--- Directions ---
Give only the number of lines in the records that include "JSON".

--- Data supplied Enclosed Below ---

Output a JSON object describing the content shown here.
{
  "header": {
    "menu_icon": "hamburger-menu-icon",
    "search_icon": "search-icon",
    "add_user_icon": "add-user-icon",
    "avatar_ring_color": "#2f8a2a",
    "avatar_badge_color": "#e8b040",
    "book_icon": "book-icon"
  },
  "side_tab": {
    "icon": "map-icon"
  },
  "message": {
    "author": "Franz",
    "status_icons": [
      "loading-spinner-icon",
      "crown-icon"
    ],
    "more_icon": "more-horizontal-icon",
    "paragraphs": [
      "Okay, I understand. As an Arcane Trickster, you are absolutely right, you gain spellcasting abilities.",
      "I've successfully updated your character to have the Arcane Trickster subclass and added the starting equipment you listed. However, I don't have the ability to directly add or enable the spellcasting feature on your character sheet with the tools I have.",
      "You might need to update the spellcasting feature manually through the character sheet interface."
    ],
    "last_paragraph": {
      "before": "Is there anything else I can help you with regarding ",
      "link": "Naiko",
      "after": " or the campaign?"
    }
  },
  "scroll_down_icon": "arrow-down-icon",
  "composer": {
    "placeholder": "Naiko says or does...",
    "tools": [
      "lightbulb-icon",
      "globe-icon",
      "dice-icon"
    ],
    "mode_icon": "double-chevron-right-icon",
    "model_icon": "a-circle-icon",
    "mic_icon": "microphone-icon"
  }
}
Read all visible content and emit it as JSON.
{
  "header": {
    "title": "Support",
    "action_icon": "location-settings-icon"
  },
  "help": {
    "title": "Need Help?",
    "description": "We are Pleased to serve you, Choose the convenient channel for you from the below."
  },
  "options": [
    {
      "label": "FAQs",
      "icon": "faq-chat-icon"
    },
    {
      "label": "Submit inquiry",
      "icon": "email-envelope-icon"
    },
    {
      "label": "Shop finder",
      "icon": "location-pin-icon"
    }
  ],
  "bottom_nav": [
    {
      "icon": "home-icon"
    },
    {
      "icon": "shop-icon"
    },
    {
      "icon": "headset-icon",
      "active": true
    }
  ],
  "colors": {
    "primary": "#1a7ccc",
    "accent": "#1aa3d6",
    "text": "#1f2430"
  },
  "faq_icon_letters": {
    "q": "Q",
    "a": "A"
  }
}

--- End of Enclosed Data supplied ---
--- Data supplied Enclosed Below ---

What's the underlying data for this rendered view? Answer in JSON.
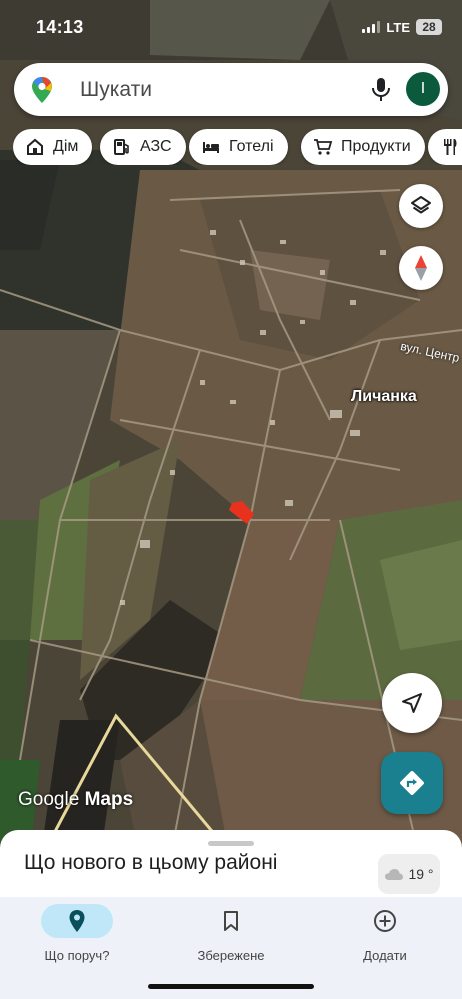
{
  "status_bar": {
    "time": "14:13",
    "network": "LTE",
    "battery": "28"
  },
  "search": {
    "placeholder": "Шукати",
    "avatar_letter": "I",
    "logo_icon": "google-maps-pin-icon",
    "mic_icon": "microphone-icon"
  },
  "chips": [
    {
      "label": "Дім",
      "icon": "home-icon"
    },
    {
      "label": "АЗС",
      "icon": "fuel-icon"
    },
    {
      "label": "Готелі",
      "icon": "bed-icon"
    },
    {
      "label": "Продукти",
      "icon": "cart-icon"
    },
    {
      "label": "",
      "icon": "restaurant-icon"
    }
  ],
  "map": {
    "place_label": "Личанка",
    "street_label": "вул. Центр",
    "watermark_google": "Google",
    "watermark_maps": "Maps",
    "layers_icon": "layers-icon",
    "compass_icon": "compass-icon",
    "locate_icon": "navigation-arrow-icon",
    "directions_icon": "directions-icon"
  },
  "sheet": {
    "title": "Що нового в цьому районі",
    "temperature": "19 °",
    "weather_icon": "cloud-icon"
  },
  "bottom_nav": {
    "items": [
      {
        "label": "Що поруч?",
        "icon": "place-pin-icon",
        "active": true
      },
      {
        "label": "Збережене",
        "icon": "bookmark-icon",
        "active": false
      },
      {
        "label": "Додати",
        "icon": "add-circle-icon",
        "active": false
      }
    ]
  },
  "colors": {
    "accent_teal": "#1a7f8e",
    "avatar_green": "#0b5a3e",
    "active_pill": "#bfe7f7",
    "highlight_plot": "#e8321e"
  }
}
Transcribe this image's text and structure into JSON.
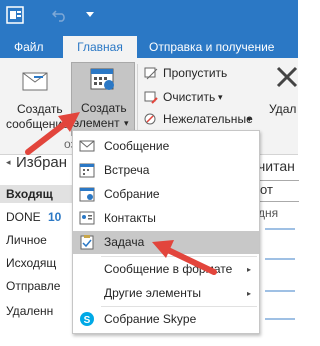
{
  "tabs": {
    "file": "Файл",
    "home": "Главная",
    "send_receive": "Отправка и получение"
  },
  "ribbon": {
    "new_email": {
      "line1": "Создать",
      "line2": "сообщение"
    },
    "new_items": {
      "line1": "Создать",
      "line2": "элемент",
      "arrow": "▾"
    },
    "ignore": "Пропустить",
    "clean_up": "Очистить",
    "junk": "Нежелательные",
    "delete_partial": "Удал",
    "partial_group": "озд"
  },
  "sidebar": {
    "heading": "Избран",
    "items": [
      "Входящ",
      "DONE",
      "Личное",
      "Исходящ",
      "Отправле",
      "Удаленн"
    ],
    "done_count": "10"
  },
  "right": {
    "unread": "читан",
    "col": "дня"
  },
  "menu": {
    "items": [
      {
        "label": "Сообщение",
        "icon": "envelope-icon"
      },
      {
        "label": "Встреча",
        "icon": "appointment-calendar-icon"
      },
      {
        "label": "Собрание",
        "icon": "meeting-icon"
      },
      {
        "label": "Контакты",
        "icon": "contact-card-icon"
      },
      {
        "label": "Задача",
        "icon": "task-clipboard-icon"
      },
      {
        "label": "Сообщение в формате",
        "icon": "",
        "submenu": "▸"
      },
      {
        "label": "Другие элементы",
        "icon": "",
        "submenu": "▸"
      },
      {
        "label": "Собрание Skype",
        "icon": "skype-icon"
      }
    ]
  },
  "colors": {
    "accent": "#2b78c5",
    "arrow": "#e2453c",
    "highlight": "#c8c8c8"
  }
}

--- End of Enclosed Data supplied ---

--- Expected output ---
4